- Action item
Lines with "text": state how many there are in the records below, and nothing else.

START Exercise inputs

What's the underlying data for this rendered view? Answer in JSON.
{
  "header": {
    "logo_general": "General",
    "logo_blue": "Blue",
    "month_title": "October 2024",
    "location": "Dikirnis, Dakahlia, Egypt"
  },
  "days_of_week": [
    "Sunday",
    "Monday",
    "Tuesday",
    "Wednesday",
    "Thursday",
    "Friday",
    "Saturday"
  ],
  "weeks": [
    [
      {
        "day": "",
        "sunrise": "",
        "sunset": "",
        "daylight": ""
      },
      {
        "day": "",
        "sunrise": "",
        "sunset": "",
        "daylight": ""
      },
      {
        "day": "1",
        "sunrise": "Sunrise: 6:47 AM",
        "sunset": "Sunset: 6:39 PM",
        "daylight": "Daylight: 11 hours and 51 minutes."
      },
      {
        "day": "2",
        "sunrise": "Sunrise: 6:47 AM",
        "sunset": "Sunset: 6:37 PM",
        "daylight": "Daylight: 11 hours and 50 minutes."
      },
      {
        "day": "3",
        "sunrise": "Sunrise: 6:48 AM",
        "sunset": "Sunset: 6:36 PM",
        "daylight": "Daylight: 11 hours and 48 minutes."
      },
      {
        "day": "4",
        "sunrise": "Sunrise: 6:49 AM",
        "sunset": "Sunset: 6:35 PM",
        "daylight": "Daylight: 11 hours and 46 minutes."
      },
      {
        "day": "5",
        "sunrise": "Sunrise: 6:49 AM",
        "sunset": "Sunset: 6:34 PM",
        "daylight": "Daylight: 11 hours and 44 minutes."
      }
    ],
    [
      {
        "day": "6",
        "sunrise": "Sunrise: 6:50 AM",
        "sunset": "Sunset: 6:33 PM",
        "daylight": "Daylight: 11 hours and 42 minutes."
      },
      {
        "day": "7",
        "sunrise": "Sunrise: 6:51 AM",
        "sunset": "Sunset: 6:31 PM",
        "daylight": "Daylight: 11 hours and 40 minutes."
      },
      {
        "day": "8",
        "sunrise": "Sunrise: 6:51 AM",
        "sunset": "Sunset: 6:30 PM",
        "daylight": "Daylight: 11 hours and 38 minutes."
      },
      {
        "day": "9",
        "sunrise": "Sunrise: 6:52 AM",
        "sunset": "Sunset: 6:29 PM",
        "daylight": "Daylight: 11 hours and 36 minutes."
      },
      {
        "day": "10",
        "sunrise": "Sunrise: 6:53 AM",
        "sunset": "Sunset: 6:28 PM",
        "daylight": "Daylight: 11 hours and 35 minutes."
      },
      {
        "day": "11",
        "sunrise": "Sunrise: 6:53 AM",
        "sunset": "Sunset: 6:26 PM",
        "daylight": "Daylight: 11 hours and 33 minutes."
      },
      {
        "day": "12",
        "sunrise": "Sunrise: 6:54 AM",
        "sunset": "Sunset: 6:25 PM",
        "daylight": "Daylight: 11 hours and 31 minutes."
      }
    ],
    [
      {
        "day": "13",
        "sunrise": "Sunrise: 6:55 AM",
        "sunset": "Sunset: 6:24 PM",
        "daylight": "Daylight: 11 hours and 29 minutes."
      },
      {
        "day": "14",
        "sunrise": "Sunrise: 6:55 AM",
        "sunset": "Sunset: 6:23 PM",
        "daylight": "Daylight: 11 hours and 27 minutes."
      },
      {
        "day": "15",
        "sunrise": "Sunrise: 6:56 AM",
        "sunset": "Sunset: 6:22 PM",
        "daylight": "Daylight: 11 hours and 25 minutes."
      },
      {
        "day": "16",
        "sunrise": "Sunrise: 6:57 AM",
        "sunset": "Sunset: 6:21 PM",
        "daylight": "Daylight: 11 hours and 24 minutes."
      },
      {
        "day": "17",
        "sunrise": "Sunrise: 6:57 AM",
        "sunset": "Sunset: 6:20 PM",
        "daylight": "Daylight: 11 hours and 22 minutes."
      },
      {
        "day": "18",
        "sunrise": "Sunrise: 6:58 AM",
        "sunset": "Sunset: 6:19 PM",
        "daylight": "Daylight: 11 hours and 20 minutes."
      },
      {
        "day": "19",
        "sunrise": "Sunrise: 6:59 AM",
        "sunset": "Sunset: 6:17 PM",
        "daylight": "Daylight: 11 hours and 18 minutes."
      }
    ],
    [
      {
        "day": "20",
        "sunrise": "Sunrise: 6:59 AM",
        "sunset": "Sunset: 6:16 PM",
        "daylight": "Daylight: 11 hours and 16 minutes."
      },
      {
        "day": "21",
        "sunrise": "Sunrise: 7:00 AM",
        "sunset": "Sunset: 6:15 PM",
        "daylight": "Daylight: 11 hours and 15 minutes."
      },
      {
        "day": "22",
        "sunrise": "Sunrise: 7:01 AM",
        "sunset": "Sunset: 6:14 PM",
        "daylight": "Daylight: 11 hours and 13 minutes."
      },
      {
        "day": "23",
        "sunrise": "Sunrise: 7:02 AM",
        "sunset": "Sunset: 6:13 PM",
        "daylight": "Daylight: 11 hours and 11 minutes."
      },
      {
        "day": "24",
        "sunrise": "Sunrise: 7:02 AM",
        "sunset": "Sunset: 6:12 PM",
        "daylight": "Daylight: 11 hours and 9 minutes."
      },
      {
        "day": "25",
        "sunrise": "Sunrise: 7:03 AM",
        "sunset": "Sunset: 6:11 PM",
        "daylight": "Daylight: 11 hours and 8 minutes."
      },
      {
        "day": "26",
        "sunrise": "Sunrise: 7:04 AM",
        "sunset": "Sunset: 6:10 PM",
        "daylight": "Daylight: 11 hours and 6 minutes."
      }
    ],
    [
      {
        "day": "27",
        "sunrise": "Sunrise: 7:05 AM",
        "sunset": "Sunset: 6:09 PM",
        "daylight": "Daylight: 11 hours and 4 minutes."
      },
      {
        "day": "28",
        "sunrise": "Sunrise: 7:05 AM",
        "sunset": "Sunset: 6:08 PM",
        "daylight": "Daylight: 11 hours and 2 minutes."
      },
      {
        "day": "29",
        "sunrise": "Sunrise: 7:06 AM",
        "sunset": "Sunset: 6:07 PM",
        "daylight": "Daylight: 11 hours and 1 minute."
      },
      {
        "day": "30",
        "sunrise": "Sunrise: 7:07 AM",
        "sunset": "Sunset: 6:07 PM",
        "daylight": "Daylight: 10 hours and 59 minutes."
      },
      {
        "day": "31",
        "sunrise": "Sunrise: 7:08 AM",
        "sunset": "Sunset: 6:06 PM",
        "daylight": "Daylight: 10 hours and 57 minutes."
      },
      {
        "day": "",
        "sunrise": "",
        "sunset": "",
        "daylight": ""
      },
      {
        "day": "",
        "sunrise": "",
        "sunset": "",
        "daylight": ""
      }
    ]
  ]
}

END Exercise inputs
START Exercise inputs

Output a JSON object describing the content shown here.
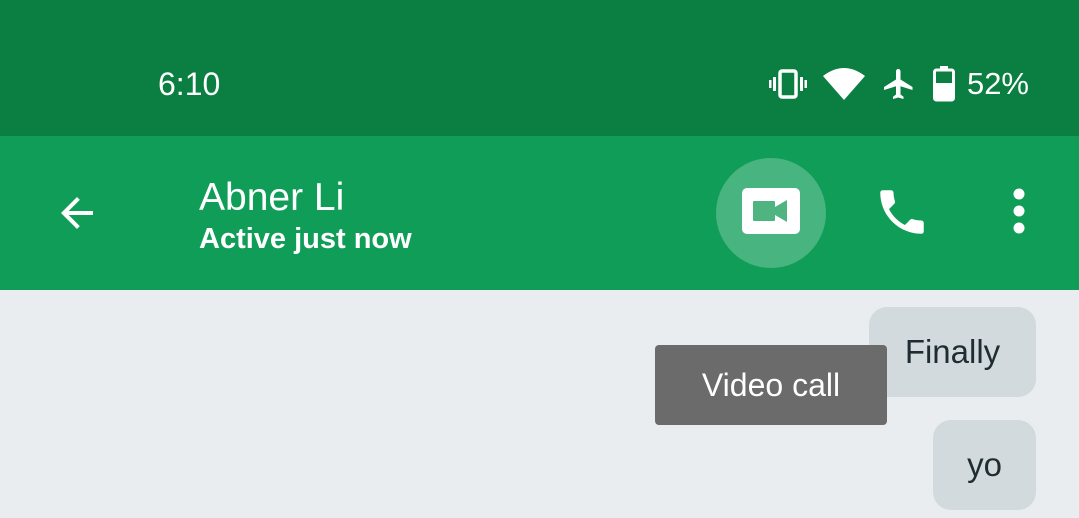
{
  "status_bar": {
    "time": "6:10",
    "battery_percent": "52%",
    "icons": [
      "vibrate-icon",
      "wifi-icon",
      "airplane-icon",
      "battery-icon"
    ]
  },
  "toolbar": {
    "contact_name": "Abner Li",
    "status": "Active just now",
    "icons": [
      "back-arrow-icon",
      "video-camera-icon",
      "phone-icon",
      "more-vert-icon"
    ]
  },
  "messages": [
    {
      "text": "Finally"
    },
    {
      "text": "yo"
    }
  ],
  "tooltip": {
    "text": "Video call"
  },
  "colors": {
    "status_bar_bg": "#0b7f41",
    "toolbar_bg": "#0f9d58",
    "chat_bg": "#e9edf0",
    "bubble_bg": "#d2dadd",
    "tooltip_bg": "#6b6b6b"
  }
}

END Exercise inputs

- Written solution
3